Inadequate sun exposure, especially in Northern climates, is often blamed for the high prevalence of low vitamin D status. However, this explanation does not hold for some people with low vitamin D levels, but high sunlight exposure. Dr. Neil Binkley with the University of Wisconsin Osteoporosis Clinical Research Program, Madison, and colleagues investigated the vitamin D status of people living in sun-drenched Hawaii.
The 93 participants in the study spent an average 22.4 hours per week outside without sunscreen and 28.9 hours per week outside with and without sunscreen. This translates to a mean of 11.1 hours per week of total body skin exposure with no sunscreen used, the authors calculated.
Despite this abundant sun exposure, 51 percent of these individuals were found to have low vitamin D levels, the researchers found. "This implies that the common clinical recommendation to allow sun exposure to the hands and face for 15 minutes may not ensure vitamin D sufficiency," Binkley reported. It should not be assumed that individuals with abundant sun exposure have adequate vitamin D status," the researchers concluded.
CONTEXT: Lack of sun exposure is widely accepted as the primary cause of epidemic low vitamin D status worldwide. However, some individuals with seemingly adequate UV exposure have been reported to have low serum 25-hydroxyvitamin D [25(OH)D] concentration, results that might have been confounded by imprecision of the assays used.
OBJECTIVE: The aim was to document the 25(OH)D status of healthy individuals with habitually high sun exposure.
SETTING: This study was conducted in a convenience sample of adults in Honolulu, Hawaii (latitude 21 degrees ).
PARTICIPANTS: The study population consisted of 93 adults (30 women and 63 men) with a mean (sem) age and body mass index of 24.0 yr (0.7) and 23.6 kg/m(2) (0.4), respectively. Their self-reported sun exposure was 28.9 (1.5) h/wk, yielding a calculated sun exposure index of 11.1 (0.7).
MAIN OUTCOME MEASURES: Serum 25(OH)D concentration was measured using a precise HPLC assay. Low vitamin D status was defined as a circulating 25(OH)D concentration less than 30 ng/ml.

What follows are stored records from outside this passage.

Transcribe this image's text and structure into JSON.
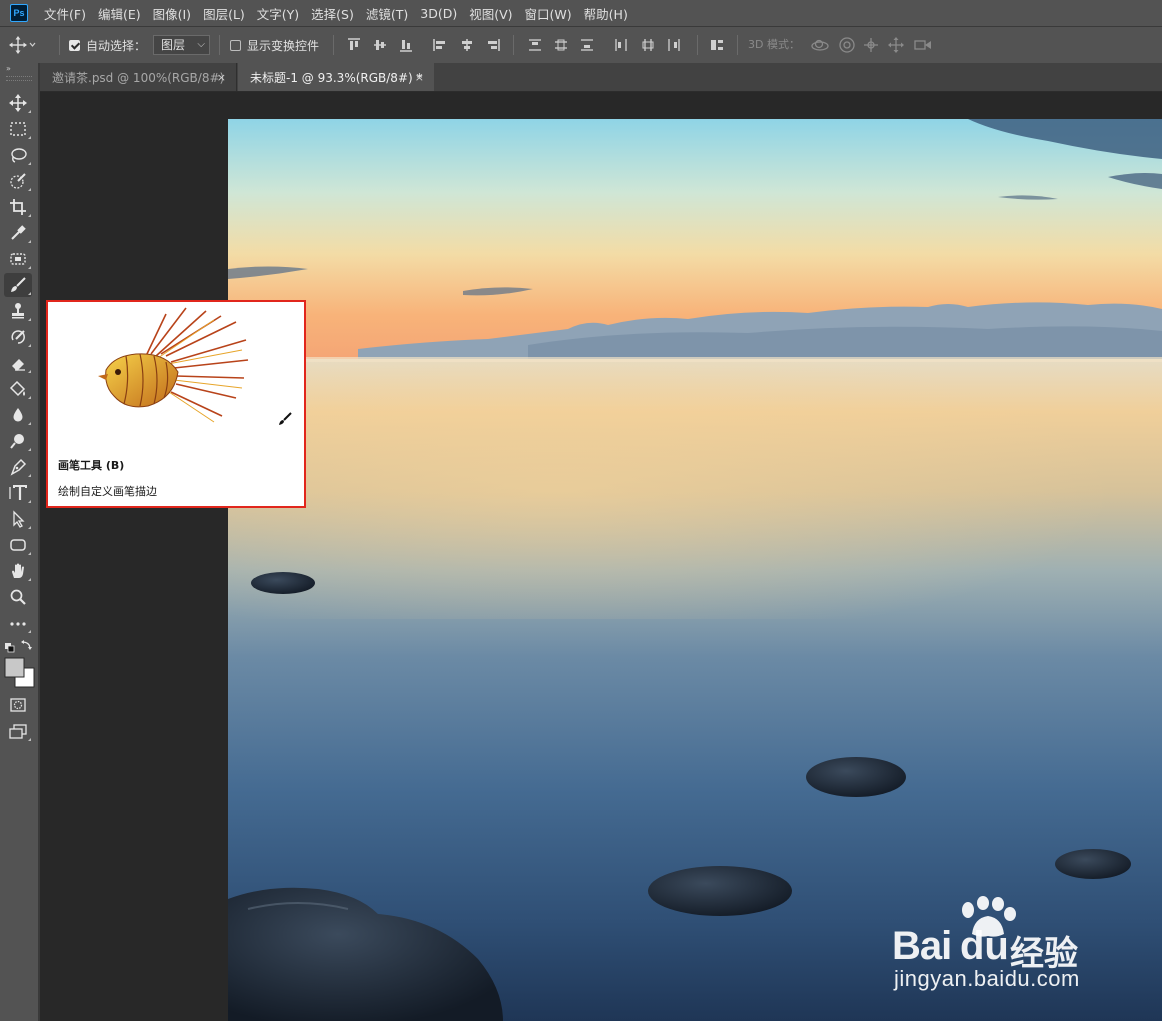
{
  "app": {
    "logo_text": "Ps"
  },
  "menu": [
    "文件(F)",
    "编辑(E)",
    "图像(I)",
    "图层(L)",
    "文字(Y)",
    "选择(S)",
    "滤镜(T)",
    "3D(D)",
    "视图(V)",
    "窗口(W)",
    "帮助(H)"
  ],
  "options": {
    "auto_select_label": "自动选择：",
    "auto_select_checked": true,
    "auto_select_target": "图层",
    "show_transform_label": "显示变换控件",
    "show_transform_checked": false,
    "mode_3d_label": "3D 模式："
  },
  "tabs": [
    {
      "name": "邀请茶.psd @ 100%(RGB/8#)",
      "close": "×",
      "active": false
    },
    {
      "name": "未标题-1 @ 93.3%(RGB/8#) *",
      "close": "×",
      "active": true
    }
  ],
  "toolbar": {
    "collapse_glyph": "»",
    "tools": [
      "move-tool",
      "marquee-tool",
      "lasso-tool",
      "quick-select-tool",
      "crop-tool",
      "eyedropper-tool",
      "healing-tool",
      "brush-tool",
      "stamp-tool",
      "history-brush-tool",
      "eraser-tool",
      "paint-bucket-tool",
      "blur-tool",
      "dodge-tool",
      "pen-tool",
      "type-tool",
      "path-select-tool",
      "shape-tool",
      "hand-tool",
      "zoom-tool",
      "more-tools"
    ],
    "active_tool": "brush-tool",
    "foreground_color": "#c8c8c8",
    "background_color": "#ffffff"
  },
  "tooltip": {
    "title": "画笔工具 (B)",
    "description": "绘制自定义画笔描边",
    "border_color": "#e1261c"
  },
  "watermark": {
    "brand_a": "Bai",
    "brand_b": "du",
    "brand_c": "经验",
    "url": "jingyan.baidu.com"
  }
}
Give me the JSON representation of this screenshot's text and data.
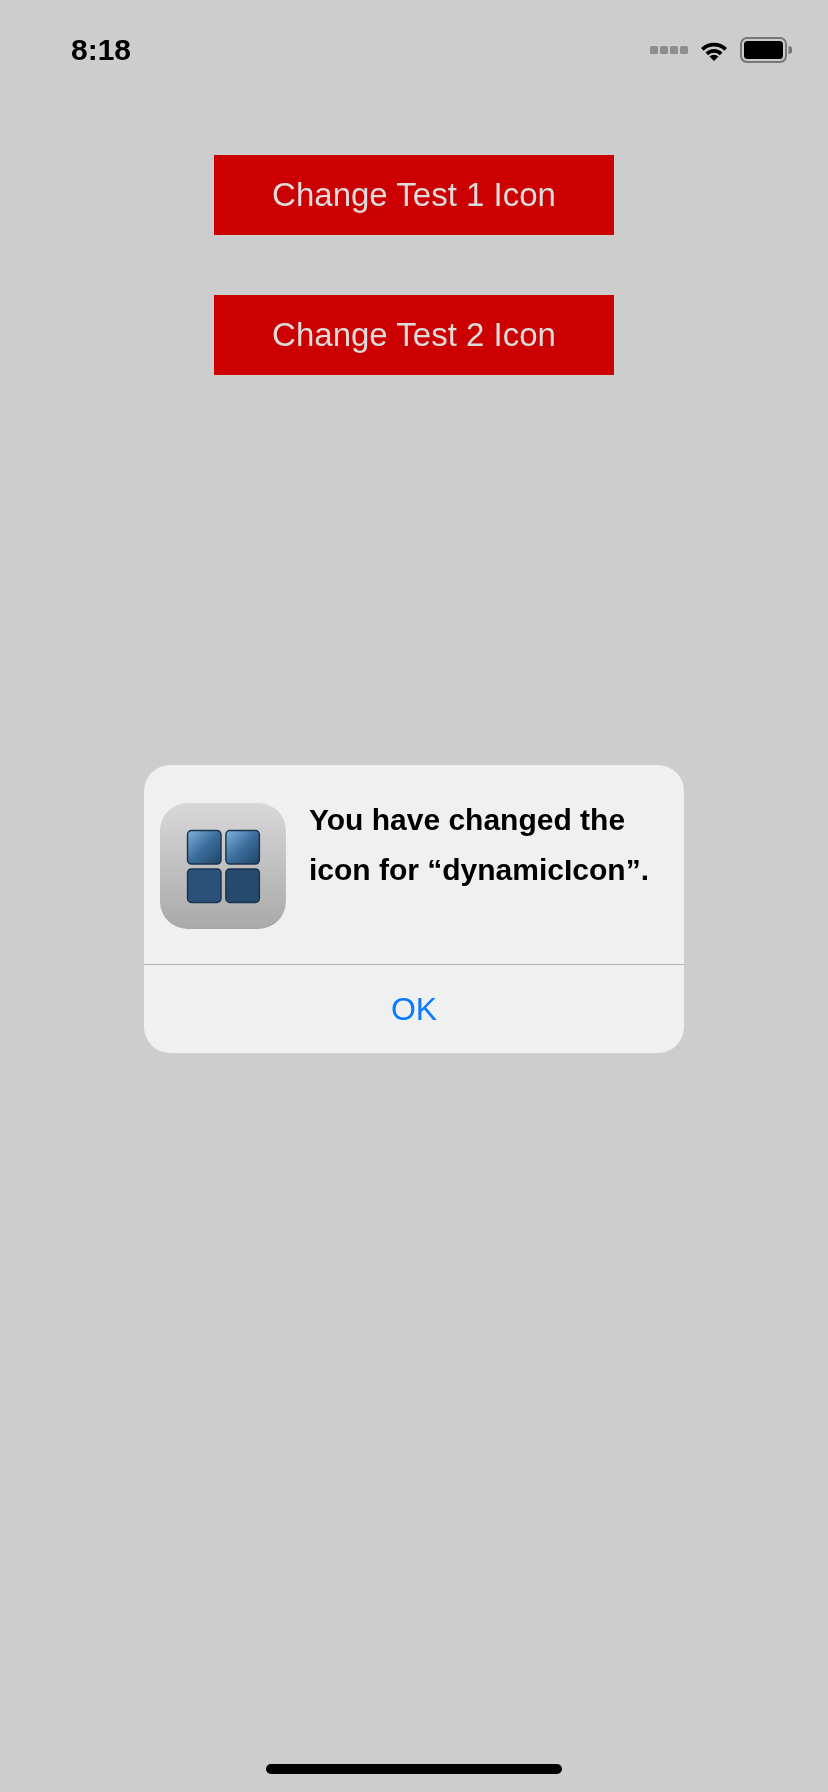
{
  "status_bar": {
    "time": "8:18"
  },
  "buttons": [
    {
      "label": "Change Test 1 Icon"
    },
    {
      "label": "Change Test 2 Icon"
    }
  ],
  "alert": {
    "message": "You have changed the icon for “dynamicIcon”.",
    "actions": [
      {
        "label": "OK"
      }
    ]
  }
}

RESULTS: Mean serum 25(OH)D concentration was 31.6 ng/ml. Using a cutpoint of 30 ng/ml, 51% of this population had low vitamin D status. The highest 25(OH)D concentration was 62 ng/ml.
CONCLUSIONS: These data suggest that variable responsiveness to UVB radiation is evident among individuals, causing some to have low vitamin D status despite abundant sun exposure. In addition, because the maximal 25(OH)D concentration produced by natural UV exposure appears to be approximately 60 ng/ml, it seems prudent to use this value as an upper limit when prescribing vitamin D supplementation.
Binkley N, Novotny R, Krueger D, Kawahara T, Daida YG, Lensmeyer G, Hollis BW, Drezner MK.
Low vitamin D status despite abundant sun exposure. J Clin Endocrinol Metab. 2007 Jun;92(6):2130-5. Epub 2007 Apr 10. PMID: 17426097 [PubMed - in process]